The unheralded freshman hit .480 with 10 homers for the Trojans, earning MVP honors and nearly winning the Northwest Athletic Association of Community Colleges triple crown.
"He's got great work ethic with a good set of tools," White Sox farm director Alan Regier said. "Personally, I'm going to be disappointed if he's not a big leaguer. He can hit, he can run and he can throw. His tools aren't sevens or eights (on the 2-8 scouting scale), but he can be fives across the board.
"He's got a chance to be a (well above-average) hitter, and the bat is going to have to be his difference maker. And he's got the intelligence and the above-average bat speed to do it."Long Season
Cunningham's first full season was a long one. Playing for low Class A Kannapolis was rough on everyone, as the 2006 Intimidators were one of the worst teams in the minor leagues, finishing with a 42-94 record. Still, Cunningham was far and away the best hitter on the club, hitting .305/.386/.496 with 11 homers and 26 doubles.
"I might have had good numbers, but I'd have preferred a few more wins if I hit .250 in exchange for them," he said. "It's a lot more fun when you win. It made it rough the whole season to lose that many games, and it was a team effort--we all lost. It wasn't just one person, it was everybody.
"It was really a learning experience. It kind of just came down to the grind of doing what you had to do--do your job and hope everything else goes well around you."
Cunningham has a line-drive stroke and shows power potential. Even with success in the first half of last season (he batted .355 in May), he lowered his hands slightly and felt more comfortable.
"I didn't even mean to move them down, it just happened that way and it felt natural," he said. "I felt way more consistent--more line drives, getting more contact and I started striking out less. I'm just trying to continue that this year, just staying up the middle and away and trying to put the ball in play with my two-strike approach. I'm really just trying to mature in the game."
As the second-youngest player on the Warthogs roster (righthander Jason Rice is three weeks younger), Cunningham will benefit from the experience of the older players in the clubhouse. The eight-team Carolina League, traditionally a pitcher's league where players are forced to make quick adjustments, presents an entirely different set of challenges.

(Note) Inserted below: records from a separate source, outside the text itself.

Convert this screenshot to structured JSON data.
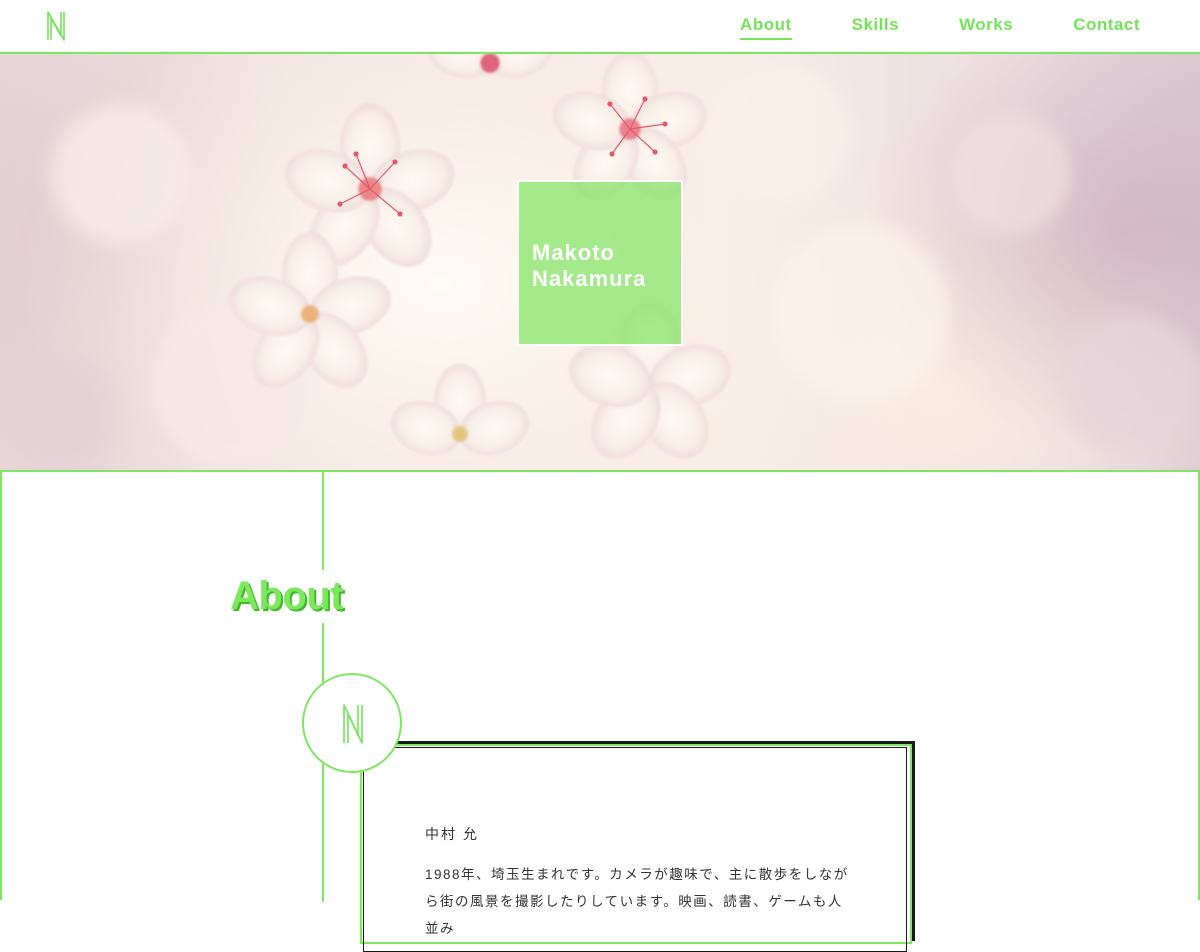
{
  "header": {
    "logo_icon": "mn-monogram-icon",
    "nav": [
      {
        "label": "About",
        "active": true
      },
      {
        "label": "Skills",
        "active": false
      },
      {
        "label": "Works",
        "active": false
      },
      {
        "label": "Contact",
        "active": false
      }
    ]
  },
  "hero": {
    "background": "cherry-blossom-photo",
    "name_line1": "Makoto",
    "name_line2": "Nakamura"
  },
  "about": {
    "title": "About",
    "avatar_icon": "mn-monogram-icon",
    "name": "中村 允",
    "bio": "1988年、埼玉生まれです。カメラが趣味で、主に散歩をしながら街の風景を撮影したりしています。映画、読書、ゲームも人並み"
  },
  "colors": {
    "accent": "#7de85f",
    "accent_dark": "#3fb82a",
    "text": "#333333",
    "card_shadow": "#1a1a1a"
  }
}
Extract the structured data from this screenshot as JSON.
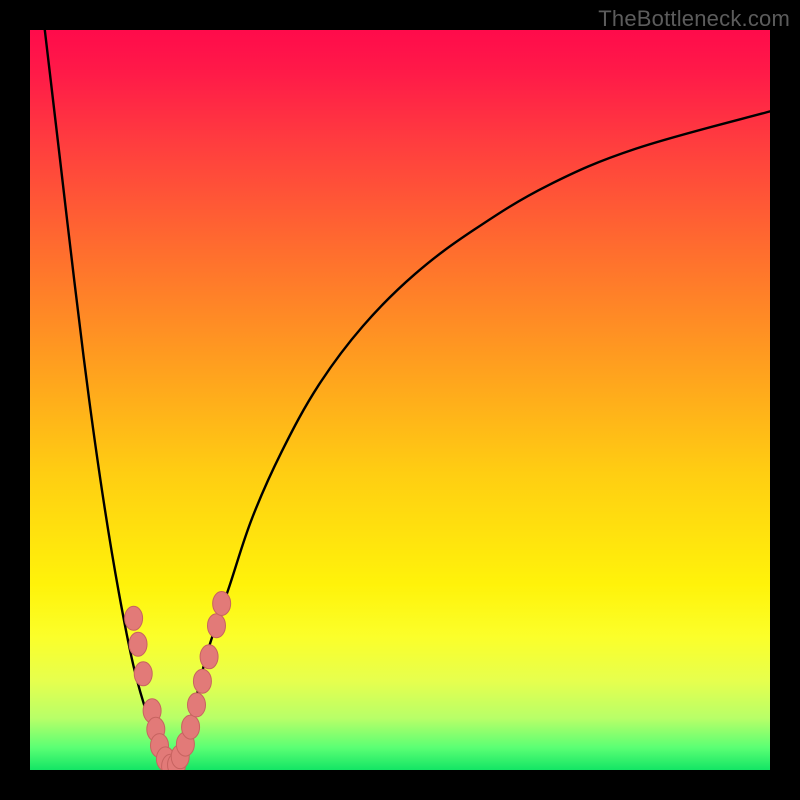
{
  "watermark": "TheBottleneck.com",
  "colors": {
    "frame": "#000000",
    "curve": "#000000",
    "marker_fill": "#e27a78",
    "marker_stroke": "#c76360",
    "gradient_top": "#ff0b4b",
    "gradient_bottom": "#13e565"
  },
  "chart_data": {
    "type": "line",
    "title": "",
    "xlabel": "",
    "ylabel": "",
    "xlim": [
      0,
      100
    ],
    "ylim": [
      0,
      100
    ],
    "grid": false,
    "legend": false,
    "series": [
      {
        "name": "left-branch",
        "x": [
          2,
          4,
          6,
          8,
          10,
          12,
          14,
          16,
          18,
          19
        ],
        "y": [
          100,
          83,
          66,
          50,
          36,
          24,
          14,
          7,
          2,
          0
        ]
      },
      {
        "name": "right-branch",
        "x": [
          19,
          20,
          22,
          24,
          27,
          30,
          34,
          39,
          45,
          52,
          60,
          70,
          82,
          100
        ],
        "y": [
          0,
          2,
          8,
          16,
          25,
          34,
          43,
          52,
          60,
          67,
          73,
          79,
          84,
          89
        ]
      }
    ],
    "markers": {
      "name": "highlight-points",
      "points": [
        {
          "x": 14.0,
          "y": 20.5
        },
        {
          "x": 14.6,
          "y": 17.0
        },
        {
          "x": 15.3,
          "y": 13.0
        },
        {
          "x": 16.5,
          "y": 8.0
        },
        {
          "x": 17.0,
          "y": 5.5
        },
        {
          "x": 17.5,
          "y": 3.3
        },
        {
          "x": 18.3,
          "y": 1.5
        },
        {
          "x": 19.0,
          "y": 0.5
        },
        {
          "x": 19.8,
          "y": 0.7
        },
        {
          "x": 20.3,
          "y": 1.8
        },
        {
          "x": 21.0,
          "y": 3.5
        },
        {
          "x": 21.7,
          "y": 5.8
        },
        {
          "x": 22.5,
          "y": 8.8
        },
        {
          "x": 23.3,
          "y": 12.0
        },
        {
          "x": 24.2,
          "y": 15.3
        },
        {
          "x": 25.2,
          "y": 19.5
        },
        {
          "x": 25.9,
          "y": 22.5
        }
      ]
    }
  }
}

"It's a challenge for hitters and pitchers, so I think it evens itself out," Cunningham said. "They have to find your loophole, but you can also find theirs, so it's a fair game. And the advantage I think is to us because we can figure out what they do. You get to feel comfortable seeing the same guys all the time.
"It really comes down to being confident. I know I'm one of the younger guys in the league, but I think being around the older players will only help me mature as a person and a player. I think having them around will only help me get better."